The AP during this last race weekend at St. Petersburg, Florida asked 15 of the 24 drivers in the field if they’d started the vaccination process. Only one of the 15 asked had not and another, Romain Grosjean, said he was an hour away from his scheduled first shot when asked. Seven-time NASCAR champion Jimmie Johnson, four-time IndyCar champion Sebastien Bourdais and Sunday’s 21-year-old race winner, Colton Herta, all said they were fully vaccinated.
Rahal and fellow team owner Chip Ganassi both said they personally urged their organizations to be vaccinated and both estimated more than 90% of their team personnel had started the process.

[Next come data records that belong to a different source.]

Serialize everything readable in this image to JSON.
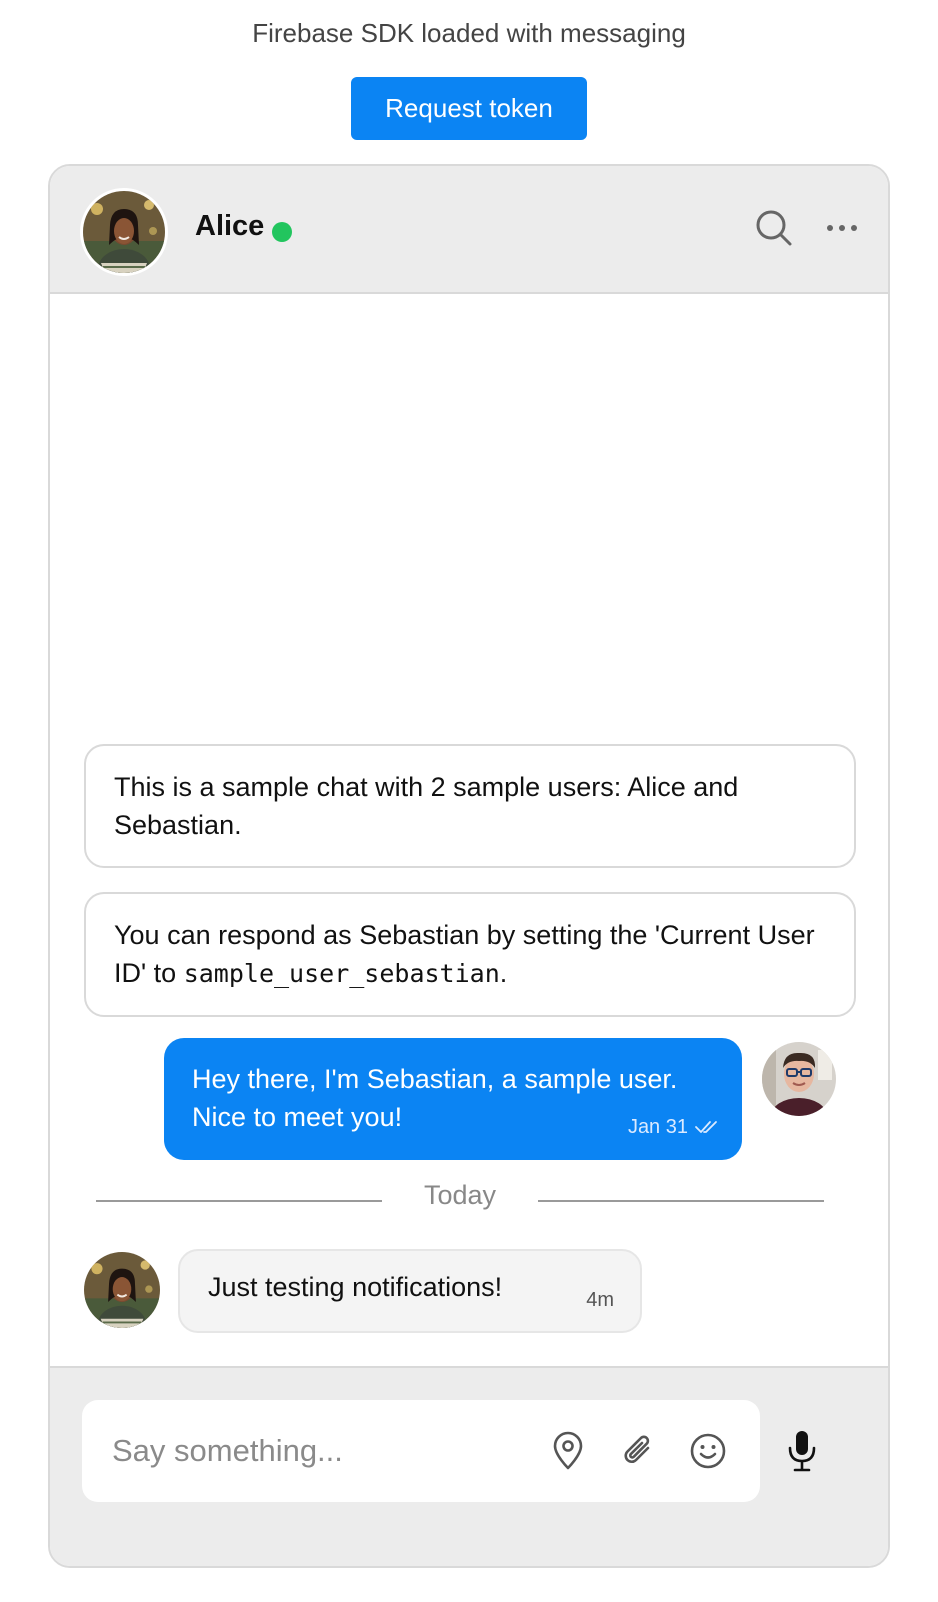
{
  "page": {
    "sdk_status": "Firebase SDK loaded with messaging",
    "request_button": "Request token"
  },
  "chat": {
    "header": {
      "contact_name": "Alice",
      "online": true,
      "icons": [
        "search-icon",
        "more-icon"
      ]
    },
    "messages": [
      {
        "kind": "system",
        "text": "This is a sample chat with 2 sample users: Alice and Sebastian."
      },
      {
        "kind": "system",
        "text_before": "You can respond as Sebastian by setting the 'Current User ID' to ",
        "code": "sample_user_sebastian",
        "text_after": "."
      },
      {
        "kind": "outgoing",
        "author": "Sebastian",
        "text": "Hey there, I'm Sebastian, a sample user. Nice to meet you!",
        "time": "Jan 31",
        "status_icon": "double-check-icon"
      },
      {
        "kind": "incoming",
        "author": "Alice",
        "text": "Just testing notifications!",
        "time": "4m"
      }
    ],
    "date_divider": "Today",
    "composer": {
      "placeholder": "Say something...",
      "icons": [
        "location-pin-icon",
        "paperclip-icon",
        "emoji-icon",
        "microphone-icon"
      ]
    }
  },
  "colors": {
    "accent": "#0b84f3",
    "online": "#22c55e",
    "header_bg": "#ececec"
  }
}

Alexander Rossi was not able to get his shot with his team at IMS and returned to the track later as a regular citizen during one of the 16 days in April the speedway has been open to the public as a mass vaccination clinic.
“I honestly went into it thinking it was going to be (terrible) and it was one of the most enjoyable medical systematic things I’ve ever done,” Rossi said.
IMS estimates 100,000 people will have been vaccinated through its mass clinics and 60% of the crowd will have been on race day. There will be opportunities to be vaccinated at the speedway on select days the track is open before the race.
“We should lead this, you follow me?” Penske said. “You come to Indianapolis, the biggest race in the world, we should be leaders. We are trying to be sensible and provide a product that shows we are concerned about people’s health and also shows people around the world that we can have an event and do it properly.”
NASCAR has decided not to require its competitors be vaccinated. Brad Keselowski, winner of Sunday’s race at Talladega Superspeedway and one of Penske’s drivers, recently expressed vaccine hesitancy. Penske said he’d discussed vaccinations in a call with his NASCAR drivers prior to Talladega.
Not jeopardizing the Indy 500 should be the only thing that matters in IndyCar, with Penske given the chance to show he can safely host the biggest sporting event at the largest facility. He would have liked a larger crowd and is confident IMS could have pulled it off.
“We’ve tried to remove as many barriers as we could remove, do everything we could possibly do to be good citizens, good community members, and help open things back up,” Penske said.